---------- Data shown

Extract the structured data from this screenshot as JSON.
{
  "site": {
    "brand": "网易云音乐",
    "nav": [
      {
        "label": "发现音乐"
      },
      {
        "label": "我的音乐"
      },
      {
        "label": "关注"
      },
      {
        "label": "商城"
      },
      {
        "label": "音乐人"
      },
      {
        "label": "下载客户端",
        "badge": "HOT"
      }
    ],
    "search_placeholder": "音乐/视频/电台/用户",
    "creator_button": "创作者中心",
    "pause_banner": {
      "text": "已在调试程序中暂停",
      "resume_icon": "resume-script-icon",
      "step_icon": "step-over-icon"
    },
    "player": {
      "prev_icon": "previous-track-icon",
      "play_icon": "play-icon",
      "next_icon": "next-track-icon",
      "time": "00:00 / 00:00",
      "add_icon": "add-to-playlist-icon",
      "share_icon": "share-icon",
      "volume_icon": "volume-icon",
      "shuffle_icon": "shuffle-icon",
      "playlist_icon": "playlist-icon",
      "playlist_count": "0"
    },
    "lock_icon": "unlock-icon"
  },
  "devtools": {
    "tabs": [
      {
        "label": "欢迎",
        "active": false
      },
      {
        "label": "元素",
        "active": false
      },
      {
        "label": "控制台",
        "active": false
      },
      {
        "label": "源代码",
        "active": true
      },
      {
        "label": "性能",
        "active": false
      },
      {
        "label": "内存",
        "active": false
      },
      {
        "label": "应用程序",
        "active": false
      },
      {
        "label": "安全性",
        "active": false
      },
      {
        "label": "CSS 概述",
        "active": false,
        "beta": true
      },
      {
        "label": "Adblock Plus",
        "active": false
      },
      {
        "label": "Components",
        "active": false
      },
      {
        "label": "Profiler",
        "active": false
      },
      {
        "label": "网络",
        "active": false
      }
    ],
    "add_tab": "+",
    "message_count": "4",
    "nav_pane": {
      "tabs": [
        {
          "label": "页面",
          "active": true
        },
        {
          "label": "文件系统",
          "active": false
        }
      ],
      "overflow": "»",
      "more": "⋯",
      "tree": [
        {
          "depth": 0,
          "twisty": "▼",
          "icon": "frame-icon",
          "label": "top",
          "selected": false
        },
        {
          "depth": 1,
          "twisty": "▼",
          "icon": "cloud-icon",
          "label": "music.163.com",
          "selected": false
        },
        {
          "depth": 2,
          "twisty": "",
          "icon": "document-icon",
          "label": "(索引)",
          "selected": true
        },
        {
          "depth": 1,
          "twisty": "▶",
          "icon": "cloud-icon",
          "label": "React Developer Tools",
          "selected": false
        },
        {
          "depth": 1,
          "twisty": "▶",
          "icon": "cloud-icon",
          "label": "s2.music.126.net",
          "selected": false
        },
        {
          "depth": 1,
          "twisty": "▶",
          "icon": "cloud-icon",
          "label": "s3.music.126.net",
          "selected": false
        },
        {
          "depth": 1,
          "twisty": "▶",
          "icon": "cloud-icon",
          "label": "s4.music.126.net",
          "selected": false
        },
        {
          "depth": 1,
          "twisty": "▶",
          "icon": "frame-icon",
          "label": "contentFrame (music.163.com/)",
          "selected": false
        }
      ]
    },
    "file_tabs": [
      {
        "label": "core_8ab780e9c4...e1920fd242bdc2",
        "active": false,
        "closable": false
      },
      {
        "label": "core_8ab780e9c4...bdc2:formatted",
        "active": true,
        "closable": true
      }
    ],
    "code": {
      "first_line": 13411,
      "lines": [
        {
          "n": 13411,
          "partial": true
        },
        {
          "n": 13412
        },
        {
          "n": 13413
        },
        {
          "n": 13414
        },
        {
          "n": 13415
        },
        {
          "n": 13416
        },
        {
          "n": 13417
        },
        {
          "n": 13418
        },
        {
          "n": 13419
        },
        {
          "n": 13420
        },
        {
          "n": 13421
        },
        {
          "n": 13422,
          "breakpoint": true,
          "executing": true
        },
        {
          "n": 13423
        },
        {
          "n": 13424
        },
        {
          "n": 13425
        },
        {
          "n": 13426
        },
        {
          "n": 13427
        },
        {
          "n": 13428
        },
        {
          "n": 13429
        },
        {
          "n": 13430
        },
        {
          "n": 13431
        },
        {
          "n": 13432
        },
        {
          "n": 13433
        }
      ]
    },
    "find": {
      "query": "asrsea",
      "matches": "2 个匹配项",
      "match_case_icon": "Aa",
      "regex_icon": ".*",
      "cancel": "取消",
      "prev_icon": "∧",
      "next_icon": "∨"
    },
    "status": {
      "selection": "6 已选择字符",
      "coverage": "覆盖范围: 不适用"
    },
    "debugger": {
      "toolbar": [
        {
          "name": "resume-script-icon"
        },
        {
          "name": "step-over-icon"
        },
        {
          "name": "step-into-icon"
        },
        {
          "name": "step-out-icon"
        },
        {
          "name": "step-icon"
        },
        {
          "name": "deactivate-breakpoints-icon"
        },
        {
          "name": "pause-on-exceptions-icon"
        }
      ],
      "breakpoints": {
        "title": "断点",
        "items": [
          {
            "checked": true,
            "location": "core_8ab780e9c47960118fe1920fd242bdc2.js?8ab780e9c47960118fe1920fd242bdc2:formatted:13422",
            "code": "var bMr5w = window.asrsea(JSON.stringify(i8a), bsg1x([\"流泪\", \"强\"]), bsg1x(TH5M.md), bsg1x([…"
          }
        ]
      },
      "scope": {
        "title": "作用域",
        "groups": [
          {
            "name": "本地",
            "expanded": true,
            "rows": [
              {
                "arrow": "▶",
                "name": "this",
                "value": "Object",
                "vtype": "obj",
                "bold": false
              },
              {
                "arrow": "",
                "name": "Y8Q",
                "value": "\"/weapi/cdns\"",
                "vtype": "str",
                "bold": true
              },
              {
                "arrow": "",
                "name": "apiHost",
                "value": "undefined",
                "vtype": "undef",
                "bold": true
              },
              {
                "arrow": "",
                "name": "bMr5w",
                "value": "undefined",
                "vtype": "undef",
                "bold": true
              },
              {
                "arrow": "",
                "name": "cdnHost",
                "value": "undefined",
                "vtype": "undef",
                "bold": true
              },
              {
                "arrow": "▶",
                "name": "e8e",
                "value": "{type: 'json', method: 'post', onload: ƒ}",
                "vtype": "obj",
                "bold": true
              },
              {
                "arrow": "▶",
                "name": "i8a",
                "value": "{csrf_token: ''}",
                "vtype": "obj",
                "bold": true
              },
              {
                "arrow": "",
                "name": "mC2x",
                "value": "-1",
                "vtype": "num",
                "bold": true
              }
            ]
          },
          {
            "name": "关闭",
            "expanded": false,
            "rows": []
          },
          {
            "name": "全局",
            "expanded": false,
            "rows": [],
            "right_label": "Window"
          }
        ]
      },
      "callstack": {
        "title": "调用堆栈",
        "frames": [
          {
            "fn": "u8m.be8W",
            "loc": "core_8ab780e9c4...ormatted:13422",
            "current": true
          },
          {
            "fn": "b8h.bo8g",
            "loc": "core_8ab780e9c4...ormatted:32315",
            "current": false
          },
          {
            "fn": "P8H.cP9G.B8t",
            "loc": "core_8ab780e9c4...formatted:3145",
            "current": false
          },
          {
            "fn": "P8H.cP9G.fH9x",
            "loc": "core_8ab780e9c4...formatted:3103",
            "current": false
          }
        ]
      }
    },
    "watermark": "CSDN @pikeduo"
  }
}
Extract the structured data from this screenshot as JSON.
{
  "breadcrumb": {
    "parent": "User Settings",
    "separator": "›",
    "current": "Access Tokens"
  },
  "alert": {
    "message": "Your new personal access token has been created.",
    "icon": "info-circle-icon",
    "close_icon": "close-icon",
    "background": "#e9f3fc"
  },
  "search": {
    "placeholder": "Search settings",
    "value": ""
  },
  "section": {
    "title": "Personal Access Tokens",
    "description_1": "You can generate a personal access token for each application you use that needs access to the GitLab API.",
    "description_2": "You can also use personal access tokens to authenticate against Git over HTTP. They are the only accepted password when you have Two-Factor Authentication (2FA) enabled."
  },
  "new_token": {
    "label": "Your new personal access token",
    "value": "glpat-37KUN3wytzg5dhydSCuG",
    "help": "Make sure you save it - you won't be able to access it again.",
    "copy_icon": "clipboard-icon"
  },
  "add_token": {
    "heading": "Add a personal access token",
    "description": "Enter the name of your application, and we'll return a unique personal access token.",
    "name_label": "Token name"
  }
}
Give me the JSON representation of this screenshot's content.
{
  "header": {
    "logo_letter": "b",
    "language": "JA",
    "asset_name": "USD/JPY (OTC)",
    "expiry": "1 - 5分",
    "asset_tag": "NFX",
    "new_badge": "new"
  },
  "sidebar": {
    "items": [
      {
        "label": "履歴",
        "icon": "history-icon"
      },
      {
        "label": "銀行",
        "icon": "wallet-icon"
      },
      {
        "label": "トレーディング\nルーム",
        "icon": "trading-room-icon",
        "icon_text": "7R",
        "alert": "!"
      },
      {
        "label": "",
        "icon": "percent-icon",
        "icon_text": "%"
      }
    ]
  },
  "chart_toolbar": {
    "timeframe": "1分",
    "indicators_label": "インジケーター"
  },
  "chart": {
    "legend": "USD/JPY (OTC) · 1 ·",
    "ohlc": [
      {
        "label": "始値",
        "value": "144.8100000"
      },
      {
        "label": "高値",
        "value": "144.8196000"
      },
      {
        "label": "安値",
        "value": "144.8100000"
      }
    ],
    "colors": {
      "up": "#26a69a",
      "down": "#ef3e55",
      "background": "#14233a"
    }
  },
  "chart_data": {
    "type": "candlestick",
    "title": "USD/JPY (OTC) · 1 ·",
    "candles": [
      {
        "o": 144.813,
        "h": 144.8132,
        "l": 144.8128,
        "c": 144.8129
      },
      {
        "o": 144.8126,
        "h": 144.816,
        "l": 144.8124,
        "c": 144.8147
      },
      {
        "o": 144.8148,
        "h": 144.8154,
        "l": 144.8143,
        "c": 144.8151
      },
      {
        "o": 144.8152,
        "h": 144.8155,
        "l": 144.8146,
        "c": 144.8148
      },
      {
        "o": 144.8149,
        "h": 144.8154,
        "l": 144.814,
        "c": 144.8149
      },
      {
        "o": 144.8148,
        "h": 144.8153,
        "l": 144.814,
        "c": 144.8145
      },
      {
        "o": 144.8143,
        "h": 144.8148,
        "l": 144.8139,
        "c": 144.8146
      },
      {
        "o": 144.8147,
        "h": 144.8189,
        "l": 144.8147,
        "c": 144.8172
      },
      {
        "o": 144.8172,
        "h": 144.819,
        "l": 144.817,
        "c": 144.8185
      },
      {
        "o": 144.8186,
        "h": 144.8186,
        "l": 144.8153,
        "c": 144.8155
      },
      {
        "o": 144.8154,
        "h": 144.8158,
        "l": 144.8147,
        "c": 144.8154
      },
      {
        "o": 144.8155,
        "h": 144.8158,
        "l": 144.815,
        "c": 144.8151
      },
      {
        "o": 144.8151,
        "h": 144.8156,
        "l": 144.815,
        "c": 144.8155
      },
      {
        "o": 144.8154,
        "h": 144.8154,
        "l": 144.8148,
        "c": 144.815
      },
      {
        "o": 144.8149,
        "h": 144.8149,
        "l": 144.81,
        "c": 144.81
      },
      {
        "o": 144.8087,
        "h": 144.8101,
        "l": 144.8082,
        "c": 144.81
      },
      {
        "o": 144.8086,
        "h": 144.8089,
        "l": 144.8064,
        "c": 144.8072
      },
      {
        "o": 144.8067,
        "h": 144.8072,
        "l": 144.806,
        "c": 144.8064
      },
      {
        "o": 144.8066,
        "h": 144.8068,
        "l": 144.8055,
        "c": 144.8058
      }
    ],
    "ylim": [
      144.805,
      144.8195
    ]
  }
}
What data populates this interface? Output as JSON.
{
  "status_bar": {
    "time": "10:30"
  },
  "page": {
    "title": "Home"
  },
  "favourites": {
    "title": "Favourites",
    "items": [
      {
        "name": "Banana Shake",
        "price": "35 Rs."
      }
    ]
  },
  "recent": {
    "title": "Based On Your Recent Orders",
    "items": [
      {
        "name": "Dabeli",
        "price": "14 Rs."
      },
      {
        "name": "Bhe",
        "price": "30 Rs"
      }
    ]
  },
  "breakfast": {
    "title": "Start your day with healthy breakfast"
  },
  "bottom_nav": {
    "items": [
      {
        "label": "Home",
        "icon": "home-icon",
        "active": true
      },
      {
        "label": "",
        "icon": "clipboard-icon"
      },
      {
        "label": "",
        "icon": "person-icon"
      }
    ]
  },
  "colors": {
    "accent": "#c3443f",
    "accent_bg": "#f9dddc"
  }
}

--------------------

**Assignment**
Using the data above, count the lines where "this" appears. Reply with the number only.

**Expected answer**
5